On the second day of vacation, they slept in.
And it was good.
It cut into the pool time and I didn’t get any wordcount in, but it was great. I love the fur-family and we both miss Zip and the kitties. Sleeping in without being walked on or whined at was quite lovely, however.
We went an ate breakfast and cleaned up and lo, and behold, it was time to head to the airport for our adjusted plane flight time of 2:00. Or 2:30.
See, this is how it went: I booked us on Sunshine Air at for a flight to Virgin Gorda. I chose Sunshine Air, after extensive and careful research, because they were the only ones who flew to Virgin Gorda. Mind you, I booked these tickets back in January.
The other day, I emailed the place we’re staying, Guavaberry Huts, to double-check that the Jeep rental people would be meeting us when we landed. Actually, they responded, the Virgin Gorda airport was closed and Sunshine Air would be flying us to another of the British Virgin Islands, Tortola, and someone from the Tourism Board would meet us, take us to a ferry that would bring us to Virgin Gorda, and there, at that ferry dock, we would indeed be met by the Jeep rental people.

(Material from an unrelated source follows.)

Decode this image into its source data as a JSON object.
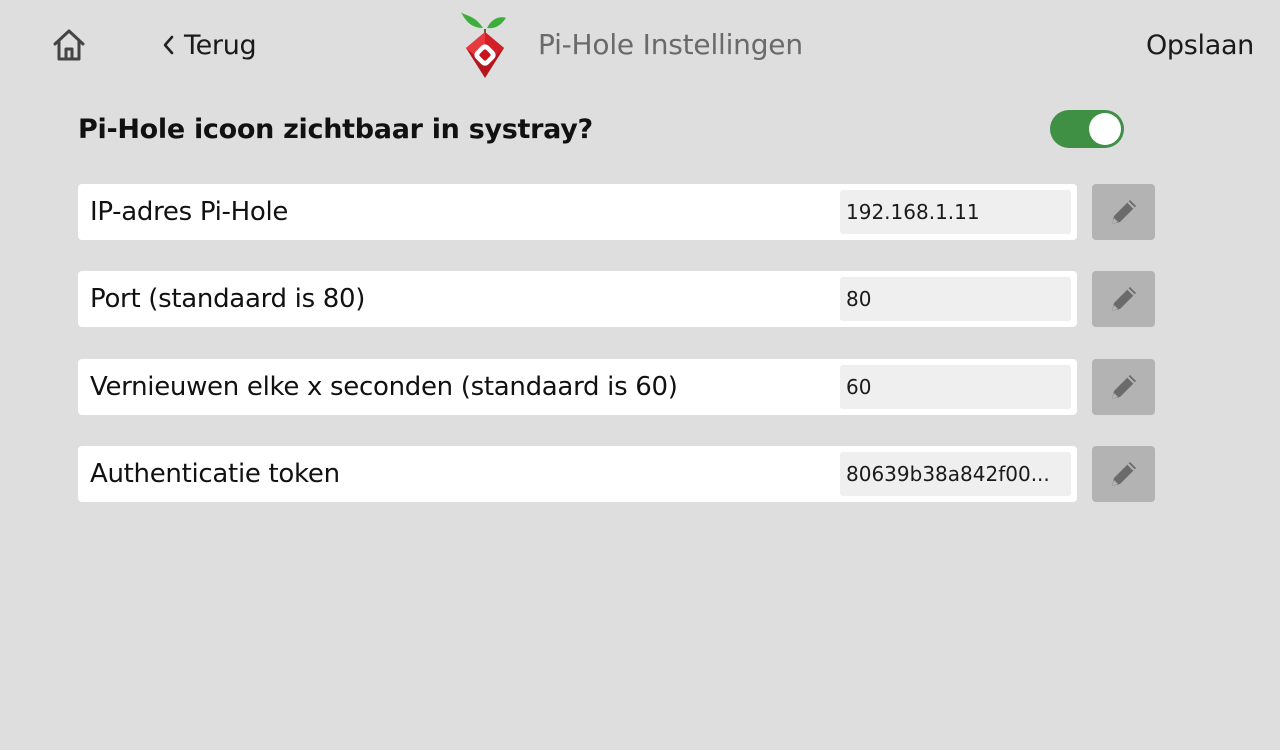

I did try Googling why the Virgin Gorda airport was closed, and only found an article about crosswinds and how the airport was .
Sunshine Air did call, also. I received their voice mail when we landed in
Or 2:30, she says.
So, David and I go to the
We went and drank a couple of rum concoctions while we waited. The departure screens reassuringly reflect that we, indeed are on a flight to
We wait at the gate. And wait.
Like we’re going to wander off.
David eventually tells me the tv monitor shows our flight as departed, so I ask a guy who looks official by the Air Sunshine counter. He tells me he’s just the Door Guy. But that someone from Sunshine Air will fetch us. And they’d be wearing a yellow shirt. Door Guy has an important job because the sliding glass doors work only sometimes. Occasionally they convene a fairly large group of people to try their security codes on both the inside and outside scanners until eventually one works.
At 2:46, a guy in a yellow shirt, as promised, shows up and says Air Sunshine? Six of us gather around him. He doesn’t care about our boarding pass/receipts. He trots us out to his airplane – he’s the pilot, it turns out – and he points at me to sit directly behind him. I feel like I’m riding behind my dad, and not just because he has all kinds of crap on the dashboard.
We rumble down the runway and it feel like going too fast in our Jeep, especially when it catches the heavy tropical air. One passenger, who’s clearly a local, tells us we got the best pilot.
It only takes 30 minutes to
Tourism Board gal is lovely. She explains that we’ll take a ferry to Virgin Gorda. She introduces us to our taxi driver, who taxis us all of three minutes around the corner. Local guy turns out to be local to Virgin Gorda and the three of us board our “ferry,” which is this extremely gorgeous yacht. I kid you not.
I ask local guy what the deal is with the airport and he says nobody seems to know. It’s a mystery. I mention the crosswinds in the article and another local guy laughs and says “The crosswinds were there before the airport.”
Lo and behold, the Jeep people do meet us at the dock. Everyone is spectacularly
warm. The island is gorgeous.
Our little house is amazing, with a tremendous view. Here I am, calling my mother on undoubtedly expensive roaming, to let her know we didn’t die.
As exhorted by our hostess, we went down to the private Guavaberry beach for sunset.
We went to dinner at th
e Top of the Baths, which was both delicious and gorgeous. And we were the only patrons.